::: THE INPUT :::

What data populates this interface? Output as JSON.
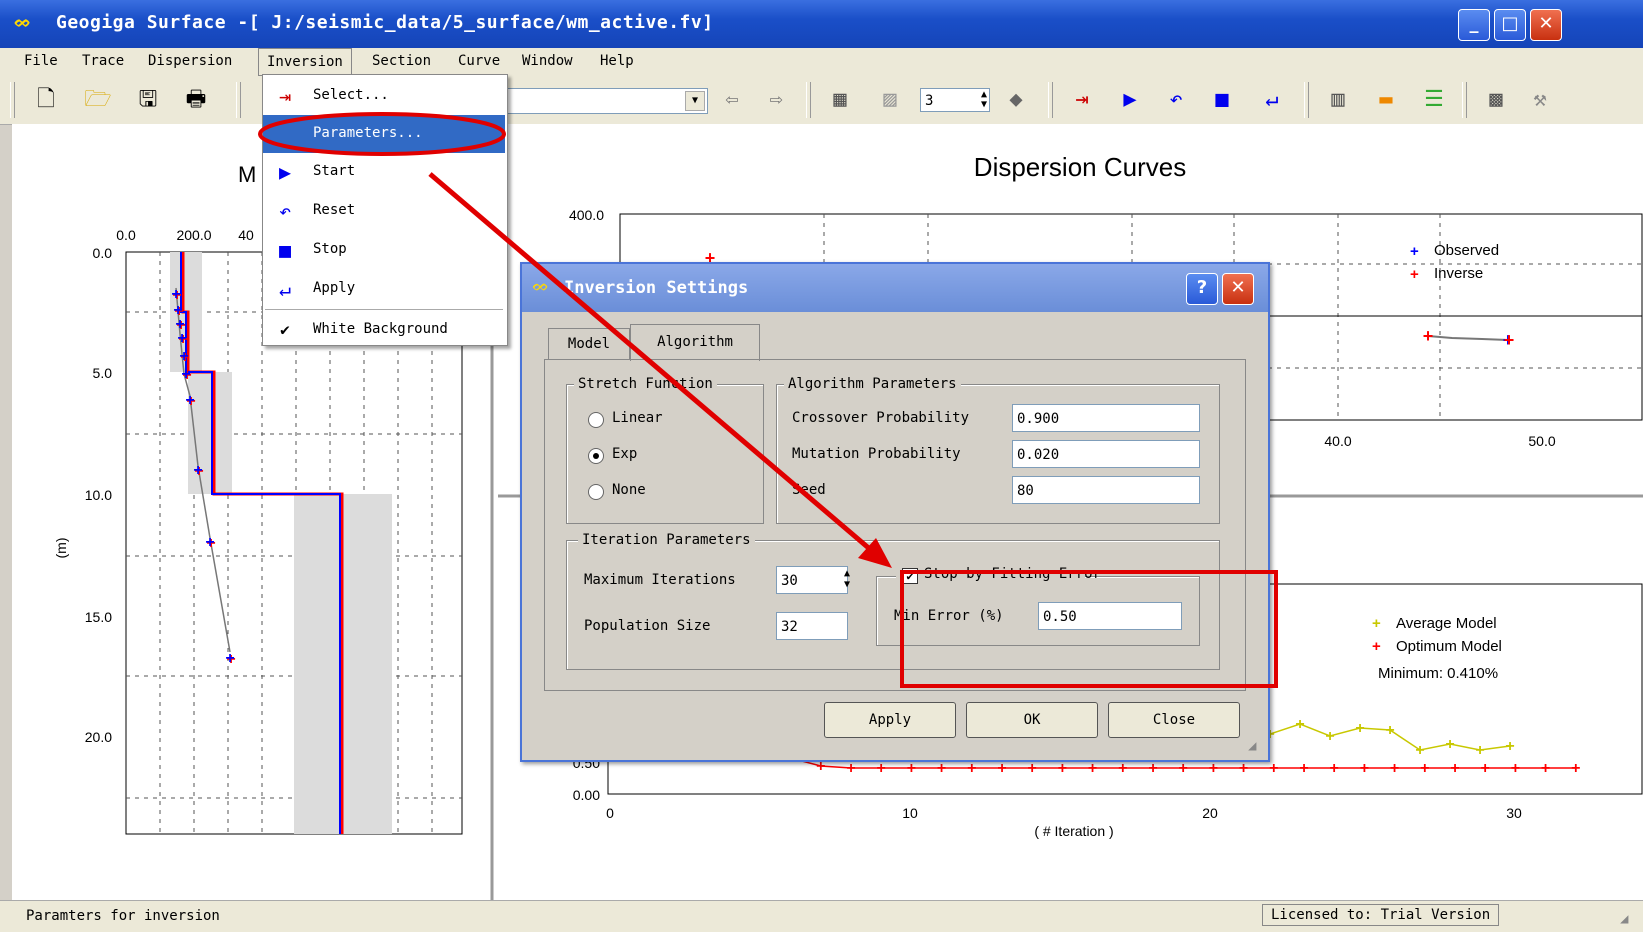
{
  "window": {
    "title": "Geogiga Surface -[ J:/seismic_data/5_surface/wm_active.fv]",
    "min": "_",
    "max": "□",
    "close": "✕"
  },
  "menubar": [
    "File",
    "Trace",
    "Dispersion",
    "Inversion",
    "Section",
    "Curve",
    "Window",
    "Help"
  ],
  "toolbar": {
    "spin_value": "3"
  },
  "inversion_menu": {
    "items": [
      {
        "label": "Select...",
        "icon": "select-icon"
      },
      {
        "label": "Parameters...",
        "icon": ""
      },
      {
        "label": "Start",
        "icon": "play-icon"
      },
      {
        "label": "Reset",
        "icon": "reset-icon"
      },
      {
        "label": "Stop",
        "icon": "stop-icon"
      },
      {
        "label": "Apply",
        "icon": "enter-icon"
      },
      {
        "label": "White Background",
        "icon": "check-icon"
      }
    ]
  },
  "dialog": {
    "title": "Inversion Settings",
    "help": "?",
    "close": "✕",
    "tabs": [
      "Model",
      "Algorithm"
    ],
    "stretch_function": {
      "label": "Stretch Function",
      "options": [
        "Linear",
        "Exp",
        "None"
      ],
      "selected": "Exp"
    },
    "algorithm_parameters": {
      "label": "Algorithm Parameters",
      "crossover_label": "Crossover Probability",
      "crossover_value": "0.900",
      "mutation_label": "Mutation Probability",
      "mutation_value": "0.020",
      "seed_label": "Seed",
      "seed_value": "80"
    },
    "iteration_parameters": {
      "label": "Iteration Parameters",
      "max_iter_label": "Maximum Iterations",
      "max_iter_value": "30",
      "pop_label": "Population Size",
      "pop_value": "32"
    },
    "stop_by_error": {
      "label": "Stop by Fitting Error",
      "checked": true,
      "min_error_label": "Min Error (%)",
      "min_error_value": "0.50"
    },
    "buttons": {
      "apply": "Apply",
      "ok": "OK",
      "close": "Close"
    }
  },
  "left_plot": {
    "title_fragment": "M",
    "x_ticks": [
      "0.0",
      "200.0",
      "40"
    ],
    "y_ticks": [
      "0.0",
      "5.0",
      "10.0",
      "15.0",
      "20.0"
    ],
    "ylabel": "(m)"
  },
  "dispersion_plot": {
    "title": "Dispersion Curves",
    "y_tick_top": "400.0",
    "x_ticks": [
      "40.0",
      "50.0"
    ],
    "legend": [
      "Observed",
      "Inverse"
    ]
  },
  "error_plot": {
    "y_ticks": [
      "0.50",
      "0.00"
    ],
    "x_ticks": [
      "0",
      "10",
      "20",
      "30"
    ],
    "xlabel": "( # Iteration )",
    "legend": [
      "Average Model",
      "Optimum Model"
    ],
    "minimum_text": "Minimum: 0.410%"
  },
  "status": {
    "left": "Paramters for inversion",
    "right": "Licensed to: Trial Version"
  },
  "colors": {
    "observed": "#0000ff",
    "inverse": "#ff0000",
    "average": "#c8c800",
    "annotation": "#e00000"
  }
}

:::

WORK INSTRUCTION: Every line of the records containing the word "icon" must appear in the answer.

REPLY TO THE TASK:
        "icon": "select-icon"
        "icon": ""
        "icon": "play-icon"
        "icon": "reset-icon"
        "icon": "stop-icon"
        "icon": "enter-icon"
        "icon": "check-icon"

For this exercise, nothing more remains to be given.